'Trouble Boys' Author Bob Mehr Discusses the Replacements' Difficult Past
Published May 03, 2016Beyond their best albums and the songwriting gifts of Paul Westerberg, the Replacements are fiercely beloved for all the wrong reasons. But in his all-encompassing, riveting new biography of the band, Trouble Boys: The True Story of the Replacements, Bob Mehr delves deep into their backgrounds and psyches to uncover what shaped them into the nihilistic, self-sabotaging group of hellbound weirdoes they were.
"In a way, I saw the Replacements before I ever heard them," Mehr explains from the HQ of the Commercial Appeal in Memphis, where he's the lead music writer. "My first exposure was on their first national television appearance on Saturday Night Live in January of '86. I was not aware of the band — I was 11 years old and happened to be watching the show that night. I saw this band come on and distinctly recall the feeling of seeing them — the kind of disregard they had for the stage and the moment.
"There was this devil-may-care attitude or insouciance that just jumped off the TV screen and right through it. As a kid in the mid-'80s there wasn't a ton of live rock 'n' roll — certainly none with the rough edges that this band had. To see them explode onto the stage playing loud, loose, and rough was a shock to the system.
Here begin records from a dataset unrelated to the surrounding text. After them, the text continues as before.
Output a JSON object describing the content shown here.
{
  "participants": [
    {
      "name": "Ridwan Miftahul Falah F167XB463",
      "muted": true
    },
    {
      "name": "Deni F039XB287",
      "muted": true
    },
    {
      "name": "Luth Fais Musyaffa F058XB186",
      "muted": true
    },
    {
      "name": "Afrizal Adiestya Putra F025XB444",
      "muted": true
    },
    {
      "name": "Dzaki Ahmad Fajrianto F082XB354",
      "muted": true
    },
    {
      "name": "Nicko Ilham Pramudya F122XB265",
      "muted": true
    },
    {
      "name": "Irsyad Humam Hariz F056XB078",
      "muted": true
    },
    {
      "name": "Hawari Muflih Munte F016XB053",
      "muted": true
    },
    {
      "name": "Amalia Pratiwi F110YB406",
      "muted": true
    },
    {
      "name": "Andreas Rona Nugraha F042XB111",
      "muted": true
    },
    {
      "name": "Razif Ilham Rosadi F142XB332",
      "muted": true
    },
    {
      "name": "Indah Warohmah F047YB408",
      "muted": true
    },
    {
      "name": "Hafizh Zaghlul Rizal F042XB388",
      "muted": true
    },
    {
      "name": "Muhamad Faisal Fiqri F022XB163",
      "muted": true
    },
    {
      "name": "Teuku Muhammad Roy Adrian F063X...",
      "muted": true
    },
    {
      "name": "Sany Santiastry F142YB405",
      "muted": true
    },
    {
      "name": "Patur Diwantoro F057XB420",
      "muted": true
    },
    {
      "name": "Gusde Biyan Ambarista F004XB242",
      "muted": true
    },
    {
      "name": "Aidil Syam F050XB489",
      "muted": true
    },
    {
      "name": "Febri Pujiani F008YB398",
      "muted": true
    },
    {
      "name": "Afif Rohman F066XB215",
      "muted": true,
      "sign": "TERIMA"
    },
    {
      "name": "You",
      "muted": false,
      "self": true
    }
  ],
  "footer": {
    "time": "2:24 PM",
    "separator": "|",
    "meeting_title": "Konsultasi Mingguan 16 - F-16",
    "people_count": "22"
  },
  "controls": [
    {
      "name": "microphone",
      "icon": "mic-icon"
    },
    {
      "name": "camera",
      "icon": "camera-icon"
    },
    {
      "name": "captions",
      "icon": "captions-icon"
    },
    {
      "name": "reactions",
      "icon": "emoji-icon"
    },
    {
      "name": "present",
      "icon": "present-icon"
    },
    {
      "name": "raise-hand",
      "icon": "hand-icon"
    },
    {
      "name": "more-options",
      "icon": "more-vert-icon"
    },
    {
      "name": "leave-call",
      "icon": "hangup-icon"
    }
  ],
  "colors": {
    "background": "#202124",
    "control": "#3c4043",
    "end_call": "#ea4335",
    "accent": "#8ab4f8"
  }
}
So I filed it away, and a year or two later I got into their album Pleased to Meet Me, and it was a perfect soundtrack for my early teen years.
"At that point, I became a fan. There's generally no such thing as a casual Replacements fan. It's a pretty hardcore love affair for most people and I was definitely in that camp."
Forming in Minneapolis in 1979, the 'Mats felt like losers and played that up to the max. Guitarist Bob Stinson was strange enough to recruit his 11-year-old half-brother Tommy to learn to play bass so they could jam with drummer Chris Mars and form a band called Dogbreath. After hearing them play on his way home from a janitor job, Westerberg went from skulking around bushes to imposing himself upon them, quickly bonding with these delinquents and dropouts and becoming their lead singer and songwriter.
"To me, the story of the band was about what had happened leading up to them meeting," Mehr says. "Much of that had to do with rough, unsettled, bleak childhoods, particularly with the Stinsons. Over the years, Bob was the subject of abuse — physical, sexual, emotional. Escaping that, the family returned to Minneapolis when he was a teenager and, in a sense, the reaction to his childhood trauma was to run away and get in trouble and thus began an odyssey in the state's juvenile system — jails, group homes.
"In a sense, that's where the Replacements' story begins — it's Bob trying to reconnect with the world and himself by studying the guitar in almost microscopic ways. Once he's out, he sees his younger brother Tommy going down a similar road; though Tommy was spared the physical abuse, he was subject to that environment. But he was stealing and getting in trouble with the law and was on the verge of being sent away to a boys' reform school.
"Bob, at that point, stepped in, in a very heroic way I think. He'd been through so much and had enough awareness not to let his brother go down this road. He basically forced a bass in Tommy's hands and said 'You're gonna learn to play bass and play in my band,' and it really changed their lives at that point, Tommy being 11 or 12 years old at the time.
"Then Chris Mars comes along, whose older brother was a severe schizophrenic in the '60s, when that was not spoken about or understood, and had lingering damage because of that. Paul, in his own way, was subject to an alcoholic and depressive household. As he says, there wasn't a high school diploma or driver's license between them. These were kids with limited prospects and opportunities and they found salvation in rock'n'roll and this band — all of that fed into who the Replacements were and what they became."
The band epitomized smart, raw, underground and college rock, drinking and snorting and injecting everything they could, setting money on fire, throwing big shows on purpose, getting banned from SNL, and fucking with literally everyone they met, friend or foe, minion or boss. They were complete dicks.
What Mehr discovers via interviews and lore is that behind the notoriety lurked the deepest pain, abuse, insecurity, mistrust, emotional loss and so much horror. Some of us connect with this wonderful band because they were underdogs. In great detail, Trouble Boys reveals the true, touching depths of their despair.
"I had a sense of this before I started but of course I didn't realize how tragic it would be," Mehr admits. "When I was done with it, I realized it was fundamentally two different stories. It's about damaged American families and the kids that come out of that and how they deal with it. In this case, it's how rock'n'roll can save you but only up to a point; at some point, the damage catches up with you. It certainly did with Bob and I think it did with Paul, in terms of his drinking. That reckoning comes at a certain point.
"But it's also a book about brotherhoods. It's about the blood brotherhood between Tommy and Bob, it's about the larger brotherhood of the band itself, and it's about the brotherhood between Paul and Tommy, which survives the death of the band and continues to this day. It's less a book about a rock'n'roll band than this group of human beings who happen to play music."
Tommy Stinson plays Montreal's L'Astral on May 4 and Toronto's Horseshoe Tavern on May 5.
Listen to this interview with Bob Mehr via the Kreative Kontrol podcast: